Within the listing below, how many lines feature the word "title"? Reply with only that number.

════════════════════

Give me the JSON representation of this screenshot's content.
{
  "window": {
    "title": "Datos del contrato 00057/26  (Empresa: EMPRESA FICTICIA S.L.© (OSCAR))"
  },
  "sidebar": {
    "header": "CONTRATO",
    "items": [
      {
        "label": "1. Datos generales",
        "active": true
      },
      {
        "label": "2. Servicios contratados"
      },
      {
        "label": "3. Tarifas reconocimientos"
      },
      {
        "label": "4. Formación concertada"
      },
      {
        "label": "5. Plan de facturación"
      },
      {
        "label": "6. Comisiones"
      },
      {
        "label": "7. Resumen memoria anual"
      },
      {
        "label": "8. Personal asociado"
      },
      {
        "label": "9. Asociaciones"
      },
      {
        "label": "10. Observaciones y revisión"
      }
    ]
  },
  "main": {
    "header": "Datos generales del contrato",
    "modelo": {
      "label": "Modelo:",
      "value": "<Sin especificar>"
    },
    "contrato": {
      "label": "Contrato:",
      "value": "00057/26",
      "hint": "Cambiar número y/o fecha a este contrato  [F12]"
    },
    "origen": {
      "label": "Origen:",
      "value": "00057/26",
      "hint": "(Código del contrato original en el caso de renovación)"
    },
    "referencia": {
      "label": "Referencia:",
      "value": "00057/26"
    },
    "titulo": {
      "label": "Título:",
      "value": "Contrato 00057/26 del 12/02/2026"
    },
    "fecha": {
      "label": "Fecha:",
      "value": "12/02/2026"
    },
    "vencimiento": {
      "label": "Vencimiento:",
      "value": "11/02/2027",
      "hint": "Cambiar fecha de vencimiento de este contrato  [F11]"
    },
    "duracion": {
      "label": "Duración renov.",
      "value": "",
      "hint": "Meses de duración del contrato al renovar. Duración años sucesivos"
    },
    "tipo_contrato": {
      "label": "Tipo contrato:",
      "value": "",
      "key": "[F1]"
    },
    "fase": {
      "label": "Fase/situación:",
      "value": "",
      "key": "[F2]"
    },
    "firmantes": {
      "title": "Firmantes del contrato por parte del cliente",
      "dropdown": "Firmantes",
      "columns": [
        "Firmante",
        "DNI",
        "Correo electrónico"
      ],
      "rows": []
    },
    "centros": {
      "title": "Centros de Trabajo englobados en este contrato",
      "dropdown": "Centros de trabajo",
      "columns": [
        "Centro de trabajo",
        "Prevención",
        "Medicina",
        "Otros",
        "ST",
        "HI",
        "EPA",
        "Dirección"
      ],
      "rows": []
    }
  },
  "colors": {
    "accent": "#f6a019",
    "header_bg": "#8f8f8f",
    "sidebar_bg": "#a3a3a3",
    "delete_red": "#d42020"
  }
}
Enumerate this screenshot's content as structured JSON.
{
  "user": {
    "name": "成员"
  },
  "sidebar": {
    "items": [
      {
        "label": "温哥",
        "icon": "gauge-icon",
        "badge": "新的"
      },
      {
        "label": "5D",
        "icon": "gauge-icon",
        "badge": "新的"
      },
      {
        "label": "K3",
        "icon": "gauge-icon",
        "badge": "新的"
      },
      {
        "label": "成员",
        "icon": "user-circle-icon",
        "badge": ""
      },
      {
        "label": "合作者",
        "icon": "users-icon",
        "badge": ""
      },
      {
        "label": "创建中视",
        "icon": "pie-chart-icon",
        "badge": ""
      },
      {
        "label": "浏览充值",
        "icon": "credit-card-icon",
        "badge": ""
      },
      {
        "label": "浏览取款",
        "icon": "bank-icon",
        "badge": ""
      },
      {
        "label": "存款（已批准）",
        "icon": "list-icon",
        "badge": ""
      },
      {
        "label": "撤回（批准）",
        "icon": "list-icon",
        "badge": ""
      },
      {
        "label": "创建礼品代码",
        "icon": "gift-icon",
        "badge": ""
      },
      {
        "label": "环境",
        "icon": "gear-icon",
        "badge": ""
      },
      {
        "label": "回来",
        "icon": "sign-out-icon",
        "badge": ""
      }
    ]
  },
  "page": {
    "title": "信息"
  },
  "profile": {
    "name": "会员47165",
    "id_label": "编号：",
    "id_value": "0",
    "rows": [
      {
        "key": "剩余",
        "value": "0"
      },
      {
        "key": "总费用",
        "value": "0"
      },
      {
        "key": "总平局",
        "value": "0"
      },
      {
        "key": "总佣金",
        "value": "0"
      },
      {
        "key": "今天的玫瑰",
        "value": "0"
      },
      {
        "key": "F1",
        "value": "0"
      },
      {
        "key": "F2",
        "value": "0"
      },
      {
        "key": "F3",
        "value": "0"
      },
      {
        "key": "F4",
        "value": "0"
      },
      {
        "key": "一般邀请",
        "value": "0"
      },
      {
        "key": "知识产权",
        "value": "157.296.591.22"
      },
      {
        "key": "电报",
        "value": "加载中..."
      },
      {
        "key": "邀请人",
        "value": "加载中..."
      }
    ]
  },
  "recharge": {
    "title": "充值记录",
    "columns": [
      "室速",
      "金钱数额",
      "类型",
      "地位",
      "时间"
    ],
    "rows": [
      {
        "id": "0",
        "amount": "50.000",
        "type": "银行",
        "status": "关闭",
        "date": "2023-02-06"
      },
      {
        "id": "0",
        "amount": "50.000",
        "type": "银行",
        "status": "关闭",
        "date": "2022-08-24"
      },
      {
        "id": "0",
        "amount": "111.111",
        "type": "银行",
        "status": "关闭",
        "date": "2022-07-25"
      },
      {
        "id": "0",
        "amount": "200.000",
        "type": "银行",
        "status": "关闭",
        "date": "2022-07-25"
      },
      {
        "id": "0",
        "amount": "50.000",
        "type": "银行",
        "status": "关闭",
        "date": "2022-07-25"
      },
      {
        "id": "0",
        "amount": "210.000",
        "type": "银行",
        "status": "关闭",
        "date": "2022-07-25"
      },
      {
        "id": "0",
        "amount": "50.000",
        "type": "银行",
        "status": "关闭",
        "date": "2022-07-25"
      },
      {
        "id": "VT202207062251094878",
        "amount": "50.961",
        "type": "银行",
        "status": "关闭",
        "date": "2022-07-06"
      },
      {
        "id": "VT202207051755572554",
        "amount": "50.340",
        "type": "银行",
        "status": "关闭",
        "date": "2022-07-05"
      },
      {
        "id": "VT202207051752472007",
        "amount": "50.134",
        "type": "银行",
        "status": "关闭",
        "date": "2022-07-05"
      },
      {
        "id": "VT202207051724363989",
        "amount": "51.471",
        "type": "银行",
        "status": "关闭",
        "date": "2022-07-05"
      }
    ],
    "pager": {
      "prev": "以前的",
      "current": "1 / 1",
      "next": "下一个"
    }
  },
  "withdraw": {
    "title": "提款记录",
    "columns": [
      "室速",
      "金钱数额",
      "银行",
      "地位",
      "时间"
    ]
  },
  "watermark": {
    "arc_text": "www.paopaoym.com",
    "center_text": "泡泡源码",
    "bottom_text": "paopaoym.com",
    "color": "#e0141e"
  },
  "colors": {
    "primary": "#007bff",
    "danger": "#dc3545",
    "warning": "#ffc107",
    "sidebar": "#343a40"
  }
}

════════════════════

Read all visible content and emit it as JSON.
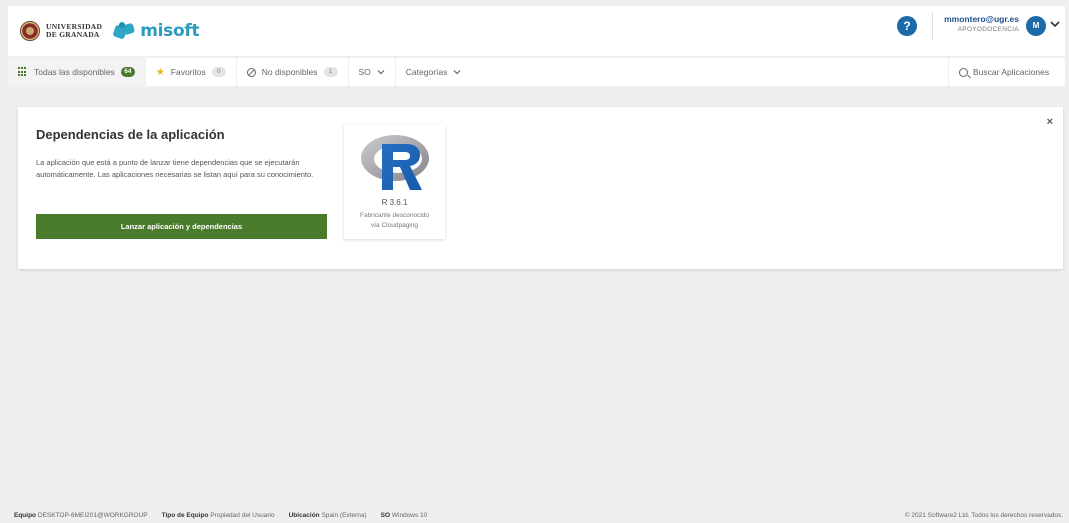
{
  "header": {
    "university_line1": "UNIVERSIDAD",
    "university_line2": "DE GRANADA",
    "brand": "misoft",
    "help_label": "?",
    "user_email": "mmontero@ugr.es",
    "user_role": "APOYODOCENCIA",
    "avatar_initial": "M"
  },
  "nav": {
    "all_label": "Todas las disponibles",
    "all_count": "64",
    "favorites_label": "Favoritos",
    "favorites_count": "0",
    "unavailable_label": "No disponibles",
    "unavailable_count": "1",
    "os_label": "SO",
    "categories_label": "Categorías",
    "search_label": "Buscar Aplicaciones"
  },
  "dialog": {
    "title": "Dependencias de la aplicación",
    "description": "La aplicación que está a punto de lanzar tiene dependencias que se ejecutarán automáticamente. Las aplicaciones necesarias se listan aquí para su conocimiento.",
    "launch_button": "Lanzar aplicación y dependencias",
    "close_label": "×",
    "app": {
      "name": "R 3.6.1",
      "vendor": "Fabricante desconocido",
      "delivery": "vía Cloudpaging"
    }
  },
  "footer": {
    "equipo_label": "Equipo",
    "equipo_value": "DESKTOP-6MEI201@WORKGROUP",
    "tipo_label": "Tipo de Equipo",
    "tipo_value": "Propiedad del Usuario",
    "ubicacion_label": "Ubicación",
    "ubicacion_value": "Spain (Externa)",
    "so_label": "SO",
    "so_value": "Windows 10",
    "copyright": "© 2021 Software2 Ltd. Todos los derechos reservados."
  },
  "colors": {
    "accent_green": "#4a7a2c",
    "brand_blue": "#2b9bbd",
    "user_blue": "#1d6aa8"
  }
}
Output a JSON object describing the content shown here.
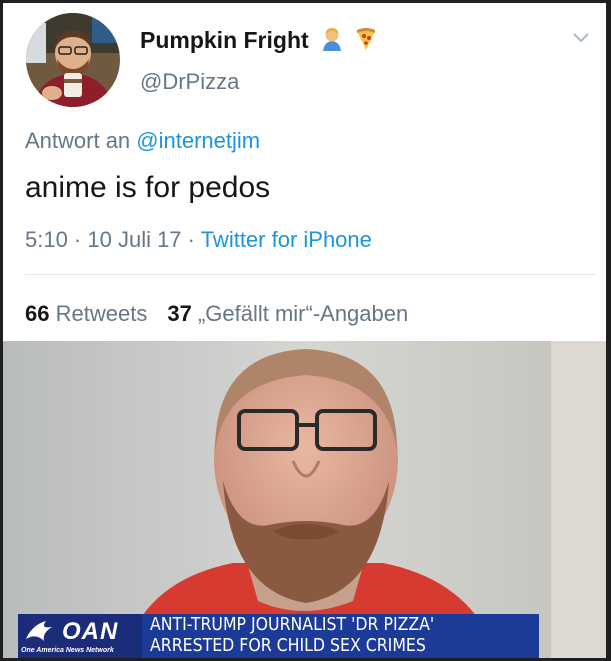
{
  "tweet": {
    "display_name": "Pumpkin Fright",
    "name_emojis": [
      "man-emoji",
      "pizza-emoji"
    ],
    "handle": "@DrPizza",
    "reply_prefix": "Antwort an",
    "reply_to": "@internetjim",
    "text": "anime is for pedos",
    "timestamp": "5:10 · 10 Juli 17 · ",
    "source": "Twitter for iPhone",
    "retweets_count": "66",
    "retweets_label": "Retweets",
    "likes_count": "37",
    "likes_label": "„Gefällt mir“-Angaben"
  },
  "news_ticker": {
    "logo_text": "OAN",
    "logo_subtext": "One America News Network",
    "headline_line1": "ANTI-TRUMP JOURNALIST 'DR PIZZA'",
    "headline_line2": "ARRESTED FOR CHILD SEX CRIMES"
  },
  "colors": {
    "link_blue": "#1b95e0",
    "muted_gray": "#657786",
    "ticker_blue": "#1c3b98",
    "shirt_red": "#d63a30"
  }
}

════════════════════

• **Answer to the problem**
7